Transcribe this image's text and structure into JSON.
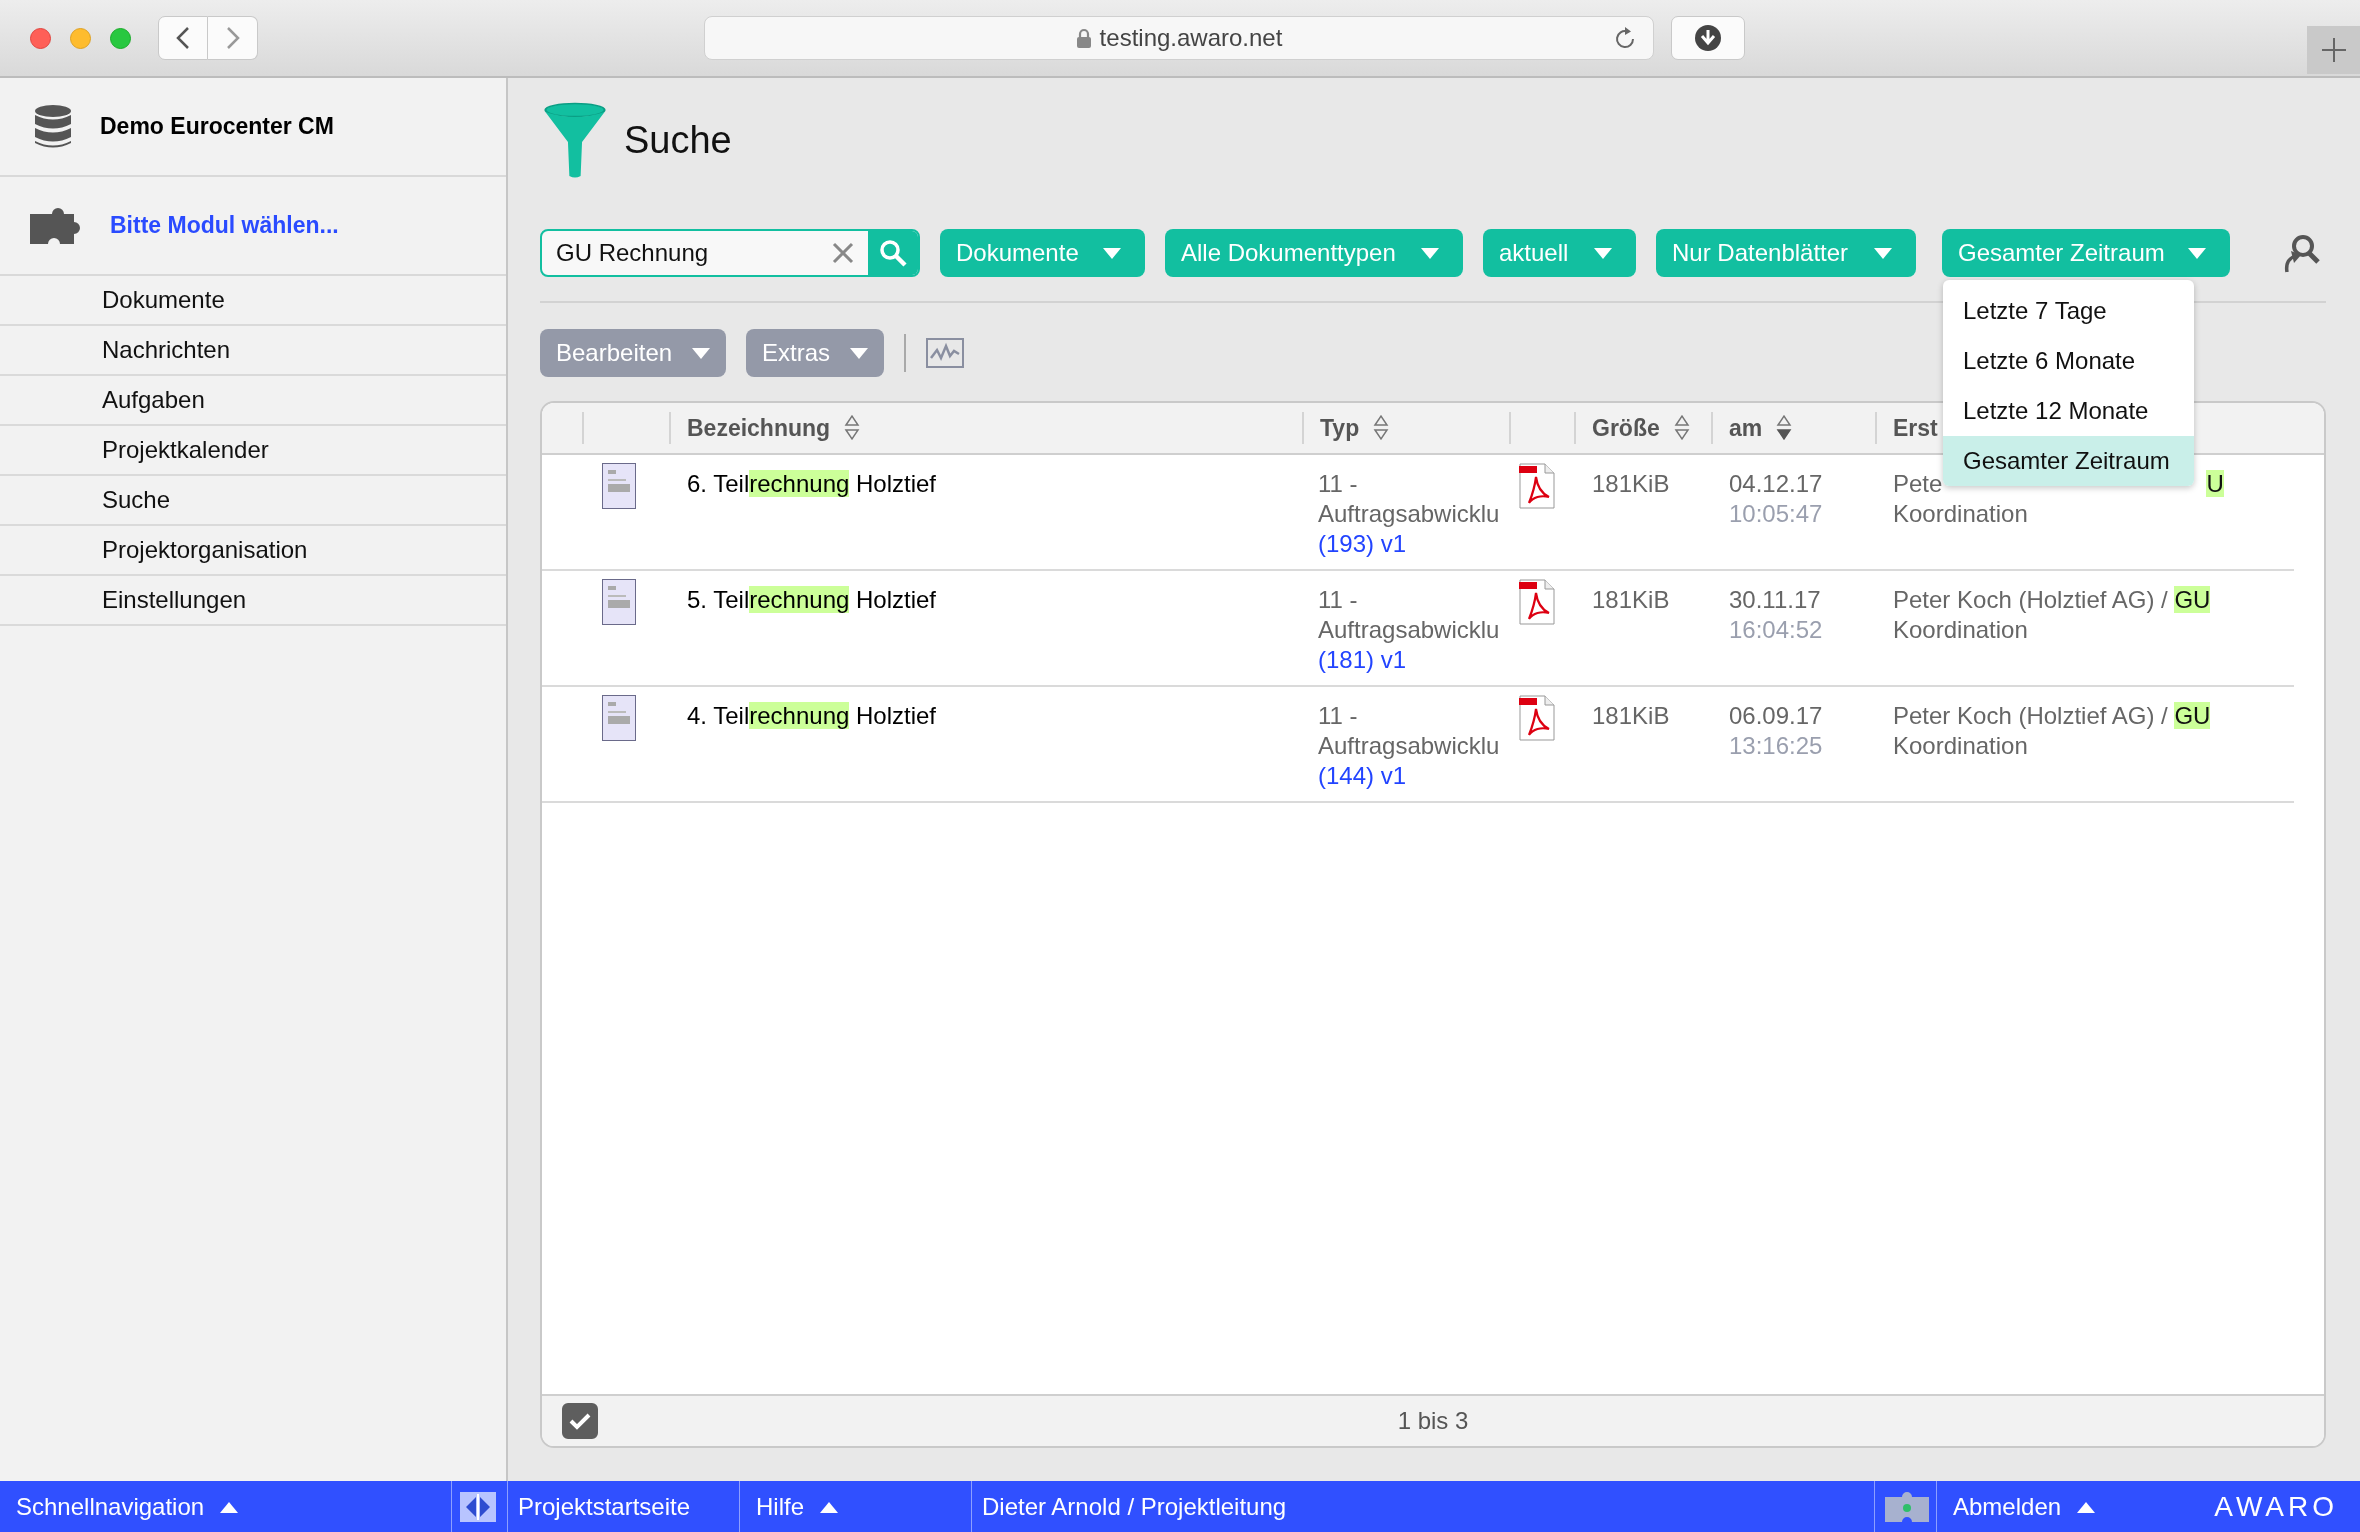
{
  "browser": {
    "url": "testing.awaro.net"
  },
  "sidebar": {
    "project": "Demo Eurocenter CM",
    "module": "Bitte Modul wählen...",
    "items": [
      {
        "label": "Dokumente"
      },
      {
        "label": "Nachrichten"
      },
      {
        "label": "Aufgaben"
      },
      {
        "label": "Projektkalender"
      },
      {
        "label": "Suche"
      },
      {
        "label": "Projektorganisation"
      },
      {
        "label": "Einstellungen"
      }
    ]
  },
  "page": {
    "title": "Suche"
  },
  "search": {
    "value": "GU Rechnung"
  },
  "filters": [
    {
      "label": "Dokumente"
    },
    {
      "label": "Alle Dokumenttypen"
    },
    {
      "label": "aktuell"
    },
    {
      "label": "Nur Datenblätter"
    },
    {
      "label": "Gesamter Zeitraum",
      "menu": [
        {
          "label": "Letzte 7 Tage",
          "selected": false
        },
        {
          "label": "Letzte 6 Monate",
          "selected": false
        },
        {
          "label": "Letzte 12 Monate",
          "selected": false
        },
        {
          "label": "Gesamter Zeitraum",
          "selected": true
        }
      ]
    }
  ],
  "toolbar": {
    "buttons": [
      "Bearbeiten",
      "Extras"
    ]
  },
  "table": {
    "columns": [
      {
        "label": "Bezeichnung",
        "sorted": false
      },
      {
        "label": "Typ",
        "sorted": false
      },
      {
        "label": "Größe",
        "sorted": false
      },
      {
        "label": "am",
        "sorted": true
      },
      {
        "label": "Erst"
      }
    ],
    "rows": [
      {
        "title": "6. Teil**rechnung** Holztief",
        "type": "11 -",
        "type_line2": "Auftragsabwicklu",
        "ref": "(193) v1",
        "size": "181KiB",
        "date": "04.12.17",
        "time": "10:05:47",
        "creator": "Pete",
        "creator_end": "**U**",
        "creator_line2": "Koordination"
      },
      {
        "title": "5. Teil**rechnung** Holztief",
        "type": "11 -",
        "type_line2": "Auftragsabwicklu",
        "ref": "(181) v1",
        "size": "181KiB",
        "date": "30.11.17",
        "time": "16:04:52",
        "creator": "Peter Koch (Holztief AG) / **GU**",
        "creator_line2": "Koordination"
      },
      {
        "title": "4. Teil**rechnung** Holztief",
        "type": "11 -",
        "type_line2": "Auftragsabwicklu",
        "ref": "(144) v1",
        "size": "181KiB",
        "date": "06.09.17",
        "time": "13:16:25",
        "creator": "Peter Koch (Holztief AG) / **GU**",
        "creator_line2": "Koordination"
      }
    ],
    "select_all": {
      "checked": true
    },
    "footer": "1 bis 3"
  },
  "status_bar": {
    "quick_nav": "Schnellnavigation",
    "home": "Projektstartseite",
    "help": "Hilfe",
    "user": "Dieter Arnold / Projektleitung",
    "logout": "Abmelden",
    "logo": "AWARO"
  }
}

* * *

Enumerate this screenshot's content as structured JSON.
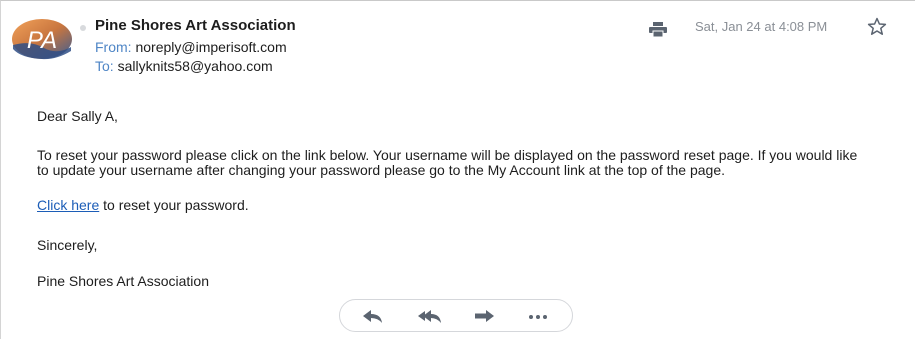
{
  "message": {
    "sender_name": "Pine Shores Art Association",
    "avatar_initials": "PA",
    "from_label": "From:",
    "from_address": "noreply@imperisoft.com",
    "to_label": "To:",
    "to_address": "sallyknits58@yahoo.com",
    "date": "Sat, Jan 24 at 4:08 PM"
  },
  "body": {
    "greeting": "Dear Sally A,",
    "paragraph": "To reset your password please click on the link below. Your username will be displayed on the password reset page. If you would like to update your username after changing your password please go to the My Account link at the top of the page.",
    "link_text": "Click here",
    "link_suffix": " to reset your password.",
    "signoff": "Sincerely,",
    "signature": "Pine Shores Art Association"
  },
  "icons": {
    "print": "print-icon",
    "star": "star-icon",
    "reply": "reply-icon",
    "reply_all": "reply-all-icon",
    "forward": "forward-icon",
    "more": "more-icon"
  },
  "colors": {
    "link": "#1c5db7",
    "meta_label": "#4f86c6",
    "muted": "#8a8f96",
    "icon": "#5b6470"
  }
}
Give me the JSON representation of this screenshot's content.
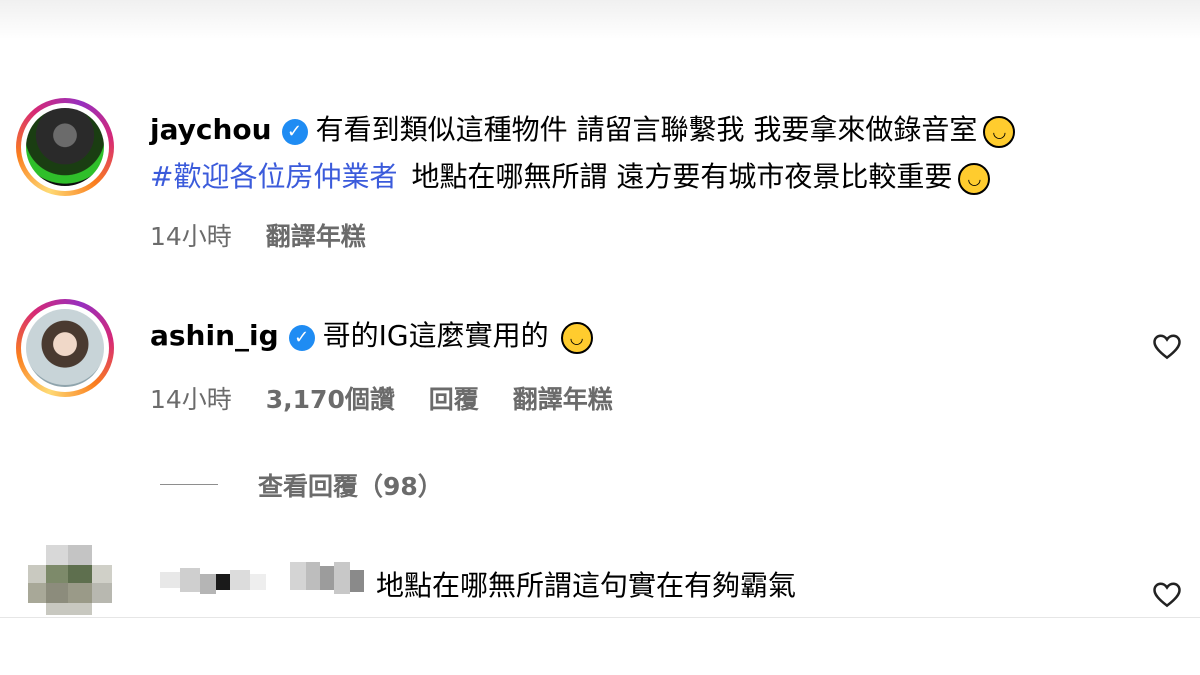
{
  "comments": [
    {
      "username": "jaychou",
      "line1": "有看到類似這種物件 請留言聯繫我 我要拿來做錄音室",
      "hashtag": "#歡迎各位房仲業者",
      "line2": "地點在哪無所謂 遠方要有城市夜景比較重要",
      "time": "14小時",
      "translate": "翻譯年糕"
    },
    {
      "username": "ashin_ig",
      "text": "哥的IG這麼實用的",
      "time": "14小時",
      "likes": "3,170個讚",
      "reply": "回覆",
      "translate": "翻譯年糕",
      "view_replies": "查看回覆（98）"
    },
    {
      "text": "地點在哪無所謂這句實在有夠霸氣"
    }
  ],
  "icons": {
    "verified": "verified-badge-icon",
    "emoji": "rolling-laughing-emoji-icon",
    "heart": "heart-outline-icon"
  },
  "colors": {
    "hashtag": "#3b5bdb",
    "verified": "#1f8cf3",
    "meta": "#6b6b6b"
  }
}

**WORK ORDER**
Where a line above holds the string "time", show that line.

**RESPONSE TO THIS TASK**
        "time": "10:05:47",
        "time": "16:04:52",
        "time": "13:16:25",
      "time": "14小時",
      "time": "14小時",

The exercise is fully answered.